-------- Input data
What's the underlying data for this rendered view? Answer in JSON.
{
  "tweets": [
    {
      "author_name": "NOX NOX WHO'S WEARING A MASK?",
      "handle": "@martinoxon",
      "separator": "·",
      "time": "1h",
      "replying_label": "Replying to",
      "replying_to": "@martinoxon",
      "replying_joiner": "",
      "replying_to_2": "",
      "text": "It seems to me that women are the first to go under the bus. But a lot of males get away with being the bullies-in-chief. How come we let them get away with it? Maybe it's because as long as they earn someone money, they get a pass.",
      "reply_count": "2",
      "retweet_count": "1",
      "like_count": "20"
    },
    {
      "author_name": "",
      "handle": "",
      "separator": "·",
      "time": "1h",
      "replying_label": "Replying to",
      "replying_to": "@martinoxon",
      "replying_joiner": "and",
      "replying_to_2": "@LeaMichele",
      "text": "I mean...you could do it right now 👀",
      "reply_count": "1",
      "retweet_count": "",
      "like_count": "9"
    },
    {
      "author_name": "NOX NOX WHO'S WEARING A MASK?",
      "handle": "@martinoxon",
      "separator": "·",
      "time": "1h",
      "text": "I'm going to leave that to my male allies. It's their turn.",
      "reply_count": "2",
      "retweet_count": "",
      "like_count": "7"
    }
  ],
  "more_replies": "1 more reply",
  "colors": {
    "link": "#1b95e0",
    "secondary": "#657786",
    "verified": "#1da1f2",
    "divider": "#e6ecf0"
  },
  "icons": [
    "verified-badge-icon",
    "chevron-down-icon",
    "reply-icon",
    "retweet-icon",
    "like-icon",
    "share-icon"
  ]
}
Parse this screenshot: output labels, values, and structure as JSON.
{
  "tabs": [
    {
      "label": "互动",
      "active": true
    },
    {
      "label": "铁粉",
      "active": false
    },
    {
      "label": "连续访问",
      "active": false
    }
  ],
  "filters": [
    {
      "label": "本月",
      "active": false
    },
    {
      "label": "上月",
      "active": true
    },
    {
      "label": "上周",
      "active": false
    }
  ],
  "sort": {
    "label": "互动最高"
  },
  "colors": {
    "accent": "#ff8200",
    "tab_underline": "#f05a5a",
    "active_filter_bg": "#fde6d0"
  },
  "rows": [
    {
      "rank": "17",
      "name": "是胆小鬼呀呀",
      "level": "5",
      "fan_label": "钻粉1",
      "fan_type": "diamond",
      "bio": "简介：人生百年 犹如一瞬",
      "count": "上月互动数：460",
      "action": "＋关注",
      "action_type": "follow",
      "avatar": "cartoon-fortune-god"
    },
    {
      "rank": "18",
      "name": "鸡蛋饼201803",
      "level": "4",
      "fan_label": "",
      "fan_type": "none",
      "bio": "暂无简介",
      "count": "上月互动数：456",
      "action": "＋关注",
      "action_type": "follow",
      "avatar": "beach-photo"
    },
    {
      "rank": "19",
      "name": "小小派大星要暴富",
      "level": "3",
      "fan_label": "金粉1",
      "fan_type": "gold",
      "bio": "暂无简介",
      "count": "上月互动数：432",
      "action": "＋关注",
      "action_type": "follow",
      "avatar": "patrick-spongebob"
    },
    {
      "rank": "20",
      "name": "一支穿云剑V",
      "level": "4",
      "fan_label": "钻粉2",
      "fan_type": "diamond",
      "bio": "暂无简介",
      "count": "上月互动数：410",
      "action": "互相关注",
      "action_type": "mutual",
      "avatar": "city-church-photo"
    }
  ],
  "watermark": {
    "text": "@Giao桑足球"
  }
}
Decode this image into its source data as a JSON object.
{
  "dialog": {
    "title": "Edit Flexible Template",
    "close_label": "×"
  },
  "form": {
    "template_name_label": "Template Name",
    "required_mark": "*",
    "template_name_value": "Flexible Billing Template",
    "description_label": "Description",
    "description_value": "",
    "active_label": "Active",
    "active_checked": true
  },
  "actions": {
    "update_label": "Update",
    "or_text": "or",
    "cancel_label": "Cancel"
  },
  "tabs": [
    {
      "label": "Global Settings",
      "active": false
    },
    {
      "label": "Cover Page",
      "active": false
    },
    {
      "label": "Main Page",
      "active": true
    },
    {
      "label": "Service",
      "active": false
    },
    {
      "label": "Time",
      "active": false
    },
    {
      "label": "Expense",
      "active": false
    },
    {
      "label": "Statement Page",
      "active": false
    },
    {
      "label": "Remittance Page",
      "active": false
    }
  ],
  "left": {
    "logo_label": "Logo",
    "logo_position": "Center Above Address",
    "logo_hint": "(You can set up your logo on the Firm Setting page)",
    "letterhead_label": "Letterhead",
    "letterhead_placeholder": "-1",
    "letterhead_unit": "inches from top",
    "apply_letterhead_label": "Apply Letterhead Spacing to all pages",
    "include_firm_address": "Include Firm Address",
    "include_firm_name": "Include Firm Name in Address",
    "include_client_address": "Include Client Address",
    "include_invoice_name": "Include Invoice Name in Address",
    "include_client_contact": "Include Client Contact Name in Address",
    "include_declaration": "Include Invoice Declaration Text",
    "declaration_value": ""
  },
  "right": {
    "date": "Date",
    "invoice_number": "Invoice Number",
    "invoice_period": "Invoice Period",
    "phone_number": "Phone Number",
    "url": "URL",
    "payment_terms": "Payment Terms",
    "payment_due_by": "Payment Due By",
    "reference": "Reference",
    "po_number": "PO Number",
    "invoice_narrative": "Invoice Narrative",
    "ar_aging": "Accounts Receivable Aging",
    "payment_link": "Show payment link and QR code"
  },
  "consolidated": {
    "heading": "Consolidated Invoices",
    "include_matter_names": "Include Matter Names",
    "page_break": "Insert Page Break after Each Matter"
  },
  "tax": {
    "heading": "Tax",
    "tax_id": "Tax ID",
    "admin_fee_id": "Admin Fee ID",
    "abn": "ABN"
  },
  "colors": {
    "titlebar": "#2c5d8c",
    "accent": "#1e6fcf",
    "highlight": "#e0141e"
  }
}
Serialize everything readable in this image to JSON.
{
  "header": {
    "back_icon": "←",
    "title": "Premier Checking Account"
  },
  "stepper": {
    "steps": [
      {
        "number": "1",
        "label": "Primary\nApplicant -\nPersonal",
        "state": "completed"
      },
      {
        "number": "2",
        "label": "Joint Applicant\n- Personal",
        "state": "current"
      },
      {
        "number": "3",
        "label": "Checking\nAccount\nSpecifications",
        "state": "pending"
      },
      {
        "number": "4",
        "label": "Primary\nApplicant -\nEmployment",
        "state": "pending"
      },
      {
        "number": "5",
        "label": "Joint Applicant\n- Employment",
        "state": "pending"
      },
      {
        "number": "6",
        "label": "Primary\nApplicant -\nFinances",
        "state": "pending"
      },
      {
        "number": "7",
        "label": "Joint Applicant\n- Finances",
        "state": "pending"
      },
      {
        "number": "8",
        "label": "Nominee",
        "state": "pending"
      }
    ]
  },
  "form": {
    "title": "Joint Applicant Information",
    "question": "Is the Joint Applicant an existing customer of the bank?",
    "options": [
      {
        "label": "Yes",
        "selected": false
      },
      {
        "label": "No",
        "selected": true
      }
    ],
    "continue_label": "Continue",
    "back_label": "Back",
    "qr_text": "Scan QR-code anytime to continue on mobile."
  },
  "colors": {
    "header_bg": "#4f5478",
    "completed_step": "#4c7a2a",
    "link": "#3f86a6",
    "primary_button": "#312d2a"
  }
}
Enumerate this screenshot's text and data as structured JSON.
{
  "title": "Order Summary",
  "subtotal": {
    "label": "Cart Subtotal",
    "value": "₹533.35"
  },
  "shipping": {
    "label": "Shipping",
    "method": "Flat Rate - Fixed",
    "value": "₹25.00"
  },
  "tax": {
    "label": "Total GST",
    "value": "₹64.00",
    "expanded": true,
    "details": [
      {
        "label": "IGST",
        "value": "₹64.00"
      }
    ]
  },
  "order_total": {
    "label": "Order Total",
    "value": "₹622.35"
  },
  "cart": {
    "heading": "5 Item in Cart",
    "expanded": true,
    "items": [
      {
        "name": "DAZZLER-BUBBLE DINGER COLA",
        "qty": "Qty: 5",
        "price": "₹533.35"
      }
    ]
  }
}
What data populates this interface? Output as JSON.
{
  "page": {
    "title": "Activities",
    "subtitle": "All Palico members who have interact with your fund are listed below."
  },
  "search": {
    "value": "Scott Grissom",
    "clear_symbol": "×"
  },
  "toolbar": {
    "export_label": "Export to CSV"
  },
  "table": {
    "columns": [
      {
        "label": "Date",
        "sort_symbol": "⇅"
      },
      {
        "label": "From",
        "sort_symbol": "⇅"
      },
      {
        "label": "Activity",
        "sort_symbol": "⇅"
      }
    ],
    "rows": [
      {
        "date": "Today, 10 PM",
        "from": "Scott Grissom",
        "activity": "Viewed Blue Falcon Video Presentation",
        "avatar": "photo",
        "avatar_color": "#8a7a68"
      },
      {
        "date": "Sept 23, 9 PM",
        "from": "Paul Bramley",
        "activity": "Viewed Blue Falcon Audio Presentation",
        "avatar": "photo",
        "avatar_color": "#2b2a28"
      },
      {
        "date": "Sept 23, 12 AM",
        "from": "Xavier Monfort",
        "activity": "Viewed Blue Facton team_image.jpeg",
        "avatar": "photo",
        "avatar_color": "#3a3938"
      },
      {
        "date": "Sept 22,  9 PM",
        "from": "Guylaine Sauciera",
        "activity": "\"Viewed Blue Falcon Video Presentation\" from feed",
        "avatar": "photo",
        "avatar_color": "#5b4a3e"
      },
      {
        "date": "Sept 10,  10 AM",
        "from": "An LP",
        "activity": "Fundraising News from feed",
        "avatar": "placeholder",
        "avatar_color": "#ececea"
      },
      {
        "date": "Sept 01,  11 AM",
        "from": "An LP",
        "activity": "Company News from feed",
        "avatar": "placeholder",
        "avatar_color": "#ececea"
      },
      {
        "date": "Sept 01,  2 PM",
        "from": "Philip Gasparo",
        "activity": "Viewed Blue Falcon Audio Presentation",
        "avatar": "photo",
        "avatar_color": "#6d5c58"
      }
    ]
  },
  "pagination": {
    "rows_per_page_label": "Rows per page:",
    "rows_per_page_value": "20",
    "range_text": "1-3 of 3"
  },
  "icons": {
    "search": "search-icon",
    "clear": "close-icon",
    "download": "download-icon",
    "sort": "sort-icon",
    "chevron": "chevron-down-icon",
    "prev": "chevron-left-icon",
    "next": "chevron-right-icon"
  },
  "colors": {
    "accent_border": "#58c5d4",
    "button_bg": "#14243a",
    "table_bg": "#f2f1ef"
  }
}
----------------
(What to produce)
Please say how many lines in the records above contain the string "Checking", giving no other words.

(Answer)
2